Prentice and some others say that cells from animals, or from human umbilical cords, or cells known as induced pluripotent stem cells — created by genetically engineering cells from adults to revert to an earlier, embryonic-like state — are much more useful.

"The induced pluripotent stem cells are a much better model, because you can take those directly from patients to even study a disease in the dish," Prentice says.

Goldstein says that the research in fetal-derived tissue is much farther along — and that no one can be sure yet that any of the alternatives will work as well. Still, Prentice isn't alone in his criticism.

"We believe it is neither necessary for the advancement of science and the discovery of new cures, nor is it ethical," says Kathleen Schmainda. She's a professor of radiology and biophysics at the Medical College of Wisconsin, and among a group of scientists there who oppose the use of aborted fetal tissue in research. They wrote an editorial earlier this month in the Milwaukee Journal Sentinel to explain their reasoning.

"You're basically taking the life of one member of human society to use for the life of another," Schmainda says. Using aborted tissue drives away scientists who have moral qualms about using fetal tissue, she asserts.

"This practice of basically linking up science with the abortion industry corrupts what we do," she says. "And, I would argue, it corrupts the science and the discovery that can take place."

Other researchers dispute Schmainda's assertion. Fetal cells remain crucial for many lines of research, they say, and the work can be done ethically.
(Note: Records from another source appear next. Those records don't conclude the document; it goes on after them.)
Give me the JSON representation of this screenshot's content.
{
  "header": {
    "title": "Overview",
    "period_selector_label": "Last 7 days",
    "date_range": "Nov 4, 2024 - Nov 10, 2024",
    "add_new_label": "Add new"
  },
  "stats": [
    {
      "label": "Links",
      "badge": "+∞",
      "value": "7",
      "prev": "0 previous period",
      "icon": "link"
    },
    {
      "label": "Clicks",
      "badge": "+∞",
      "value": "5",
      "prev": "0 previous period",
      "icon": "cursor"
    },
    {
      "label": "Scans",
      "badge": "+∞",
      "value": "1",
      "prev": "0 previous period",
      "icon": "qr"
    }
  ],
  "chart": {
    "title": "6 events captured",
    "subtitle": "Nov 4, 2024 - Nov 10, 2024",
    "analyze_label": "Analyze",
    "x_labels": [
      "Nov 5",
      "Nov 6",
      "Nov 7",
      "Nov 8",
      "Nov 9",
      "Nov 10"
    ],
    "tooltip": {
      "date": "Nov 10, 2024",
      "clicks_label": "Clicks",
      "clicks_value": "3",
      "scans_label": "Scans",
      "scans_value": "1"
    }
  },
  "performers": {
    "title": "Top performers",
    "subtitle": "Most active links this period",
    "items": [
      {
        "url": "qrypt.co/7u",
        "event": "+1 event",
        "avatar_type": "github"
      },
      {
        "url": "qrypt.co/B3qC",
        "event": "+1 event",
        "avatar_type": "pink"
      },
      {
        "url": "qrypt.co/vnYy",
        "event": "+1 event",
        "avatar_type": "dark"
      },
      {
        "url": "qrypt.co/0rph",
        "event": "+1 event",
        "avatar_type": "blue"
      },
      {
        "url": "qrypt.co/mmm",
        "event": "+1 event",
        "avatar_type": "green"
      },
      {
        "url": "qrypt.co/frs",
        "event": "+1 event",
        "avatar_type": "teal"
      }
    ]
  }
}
Copyright 2020 NPR. To see more, visit https://www.npr.org.

Rob Stein is a correspondent and senior editor on NPR's science desk.